Tuesday, December 20, 2011

It's not that difficult to make a baseball card


I have this habit of announcing in the comments of other folks' blogs that I want a certain card and then forgetting that I said anything. Then, later, the card arrives in my mailbox and I marvel over how thoughtful the person was to tailor the cards they sent to my specific tastes without me even saying anything.

Of course, I did say something. I just don't remember it because I'm at an age in which brain cells melt away literally every second. I can see my future as an elderly person and much of it consists of someone saying to me "you SAID that already!" Can't wait for that.

Anyway, this happened when I opened a package from Ryan G. at This Card Is Cool. It contained lots of stuff I like, including some Lineage '75 minis that I showed already. One of the other cool items were some "More Tales of the Game" cards from last year's Topps Update set.

I've already said how much I love the Tales of the Game set and the sequel, More Tales of the Game. I'm trying to finish off the sequel in my usual "oh, am I collecting that?" sort of way. And Ryan sent me three cards for my half-assed project, at least a couple of which I believe I told him I wanted immediately before losing another brain cell.

The card featured here interests me because Joel Youngblood was one of those players that I thought was cool for no reason at all. It started out that I thought he was related to former L.A. Rams defenders Jack Youngblood and Jim Youngblood. I also thought that Jack and Jim were related, too. Turns out, Jack is not related to Jim, nor is he related to Joel, and Jim is not related to Joel either. Another childhood belief shattered. They couldn't just stop with breaking the news to me about the giant bunny busting into everyone's house and hiding eggs and candy.

But after I learned that Youngblood was just a regular Joel, not a member of a legendary pro sports family, he caught my attention for playing for two different teams on the same day, and getting a hit for each team. Now that was totally legit and tremendous -- if only because the feat showed that he was obviously so jacked to join his new team.

So it's great to have a card commemorating Aug. 4, 1982, which I thought was so fantastic back when it happened.

As for the photos on the card, well, it's a pretty pedestrian move. The bloggers who make their own cards aren't lagging behind Topps, that's for sure. This is what Topps did for this card:

It took this 1983 card, background and all ...


... and combined it with this 1981 card ...


To get this card ...


See? Not that difficult.


Here are the two other Tales cards that I received from Ryan. I didn't know that Spahn started an All-Star Game in three different decades. As for Strasburg, he doesn't belong in the set.
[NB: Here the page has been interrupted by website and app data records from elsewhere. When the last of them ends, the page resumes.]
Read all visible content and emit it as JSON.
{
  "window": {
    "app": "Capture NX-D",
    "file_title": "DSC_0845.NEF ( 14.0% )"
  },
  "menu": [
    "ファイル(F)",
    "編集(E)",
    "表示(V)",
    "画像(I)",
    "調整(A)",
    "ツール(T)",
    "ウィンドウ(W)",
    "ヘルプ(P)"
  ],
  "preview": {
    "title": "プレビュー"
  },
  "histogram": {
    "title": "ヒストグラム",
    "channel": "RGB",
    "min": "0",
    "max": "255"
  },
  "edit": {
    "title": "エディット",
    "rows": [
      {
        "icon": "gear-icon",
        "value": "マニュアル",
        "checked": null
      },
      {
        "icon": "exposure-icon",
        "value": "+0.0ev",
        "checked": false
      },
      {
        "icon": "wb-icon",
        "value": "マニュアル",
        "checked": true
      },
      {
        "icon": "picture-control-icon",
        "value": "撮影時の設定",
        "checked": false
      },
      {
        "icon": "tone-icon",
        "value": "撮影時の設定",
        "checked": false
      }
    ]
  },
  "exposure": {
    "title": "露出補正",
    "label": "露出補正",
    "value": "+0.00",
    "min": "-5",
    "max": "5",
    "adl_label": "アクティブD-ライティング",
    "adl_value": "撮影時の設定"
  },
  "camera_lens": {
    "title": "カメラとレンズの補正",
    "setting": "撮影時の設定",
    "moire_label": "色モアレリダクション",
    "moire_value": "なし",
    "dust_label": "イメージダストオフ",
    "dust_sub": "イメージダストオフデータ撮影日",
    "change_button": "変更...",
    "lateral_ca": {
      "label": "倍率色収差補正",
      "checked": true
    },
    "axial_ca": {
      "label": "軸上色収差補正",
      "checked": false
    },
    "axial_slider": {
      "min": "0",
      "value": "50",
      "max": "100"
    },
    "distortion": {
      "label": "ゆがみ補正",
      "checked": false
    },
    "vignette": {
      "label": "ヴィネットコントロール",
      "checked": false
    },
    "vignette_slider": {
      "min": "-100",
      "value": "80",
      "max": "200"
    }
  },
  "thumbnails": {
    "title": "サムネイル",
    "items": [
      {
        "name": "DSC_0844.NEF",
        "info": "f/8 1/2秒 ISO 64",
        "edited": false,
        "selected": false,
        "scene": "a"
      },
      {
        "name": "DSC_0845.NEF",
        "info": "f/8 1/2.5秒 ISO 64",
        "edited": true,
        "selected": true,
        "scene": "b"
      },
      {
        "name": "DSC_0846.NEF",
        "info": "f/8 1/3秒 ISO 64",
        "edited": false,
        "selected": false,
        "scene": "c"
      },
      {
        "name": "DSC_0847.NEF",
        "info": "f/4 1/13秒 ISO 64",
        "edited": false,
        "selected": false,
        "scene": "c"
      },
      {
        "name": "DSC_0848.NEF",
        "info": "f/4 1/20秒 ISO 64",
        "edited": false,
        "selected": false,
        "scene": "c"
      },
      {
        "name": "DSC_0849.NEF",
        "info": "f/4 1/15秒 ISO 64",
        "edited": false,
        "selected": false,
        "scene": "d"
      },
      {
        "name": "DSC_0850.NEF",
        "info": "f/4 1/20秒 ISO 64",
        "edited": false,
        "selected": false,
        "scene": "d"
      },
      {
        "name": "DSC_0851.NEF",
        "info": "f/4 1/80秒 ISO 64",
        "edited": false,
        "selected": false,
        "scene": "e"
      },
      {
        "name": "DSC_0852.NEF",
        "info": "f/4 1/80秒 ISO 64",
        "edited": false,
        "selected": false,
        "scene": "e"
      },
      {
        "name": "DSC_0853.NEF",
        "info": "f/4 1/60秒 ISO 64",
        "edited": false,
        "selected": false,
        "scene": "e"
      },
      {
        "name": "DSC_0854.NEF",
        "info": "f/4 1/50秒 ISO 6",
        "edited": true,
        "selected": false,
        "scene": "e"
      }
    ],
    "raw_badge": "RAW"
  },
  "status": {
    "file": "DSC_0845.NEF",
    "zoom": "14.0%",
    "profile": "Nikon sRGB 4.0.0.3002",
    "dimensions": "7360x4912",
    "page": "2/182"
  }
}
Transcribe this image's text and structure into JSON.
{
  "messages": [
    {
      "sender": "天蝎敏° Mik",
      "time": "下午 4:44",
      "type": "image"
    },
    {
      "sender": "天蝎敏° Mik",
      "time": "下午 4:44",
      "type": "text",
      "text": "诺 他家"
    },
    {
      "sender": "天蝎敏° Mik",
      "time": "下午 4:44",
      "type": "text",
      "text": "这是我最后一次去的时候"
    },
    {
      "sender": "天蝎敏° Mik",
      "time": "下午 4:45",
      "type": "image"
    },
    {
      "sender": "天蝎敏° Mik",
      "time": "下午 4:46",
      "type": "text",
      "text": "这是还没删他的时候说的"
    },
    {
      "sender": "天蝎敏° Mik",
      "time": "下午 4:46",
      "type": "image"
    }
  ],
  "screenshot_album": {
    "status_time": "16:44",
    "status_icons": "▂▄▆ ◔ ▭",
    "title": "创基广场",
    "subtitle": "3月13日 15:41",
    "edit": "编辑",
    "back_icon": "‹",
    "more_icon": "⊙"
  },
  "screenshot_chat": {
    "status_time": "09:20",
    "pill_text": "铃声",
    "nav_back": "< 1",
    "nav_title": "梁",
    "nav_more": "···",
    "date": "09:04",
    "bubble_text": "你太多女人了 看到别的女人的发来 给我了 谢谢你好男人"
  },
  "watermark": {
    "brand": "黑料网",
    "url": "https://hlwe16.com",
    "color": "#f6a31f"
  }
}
I've already completed the first Tales set. I'll have to see how close this gets me to More Tales completion.

But before that, how about turning this write-up entirely into a trade post? As if you didn't know I was headed in that direction anyway.

The rest of the cards sent by Ryan:


These 4-in-1 Goudey cards are normally an annoyance for player collectors, as well as team collectors, if your favorite team shares space with players from teams that don't matter. But this card is the best of the best. Four players, all from the best team ever, framed in the best team ever's color. Very nice.


These cards have been out for almost a year now and I still don't know what that design is that replaces the team logo on the diamond parallels. Is that a diamond? A star? By the way, it appears to move when you tilt the card. Is that supposed to happen? Am I getting freaked out for no reason?


A liquorfractor of the departed Jamey Carroll. At least the tagger, Ryan Roberts, is camouflaged in the picture.


BAM! A short-print liquorfractor of Jackie running into a wall of kaleidoscope glass. Odd photo. Cool card. Very cool card.

This card is cool, Ryan.

And, there, I got all of these posted before you jetted to Japan.

You are going to Japan, right? I tend to forget things.

4 comments:

  1. We can't bust heads like we used to. But we have our ways. One trick is to tell stories that don't go anywhere. Like the time I caught the ferry to Shelbyville. I needed a new heel for m'shoe. So I decided to go to Morganville, which is what they called Shelbyville in those days. So I tied an onion to my belt. Which was the style at the time. Now, to take the ferry cost a nickel, and in those days, nickels had pictures of bumblebees on 'em. Gimme five bees for a quarter, you'd say. Now where was I... oh yeah. The important thing was that I had an onion tied to my belt, which was the style at the time. You couldn't get white onions, because of the war. The only thing you could get was those big yellow ones...

    ReplyDelete
  2. I can still bust heads, Abe Simpson.

    ReplyDelete
  3. Hah! I think that's me! You know what, I didn't even remember what was in that package. I'm glad you're enjoying the cards!

    I would never have noticed the use of the '81 and '83 Topps photos on that insert. But that's partly because I don't have those sets yet. This just proves again you have a great bit of knowledge of cards!

    ReplyDelete
  4. Hey, now! I make baseball cards for a living! ;)

    ReplyDelete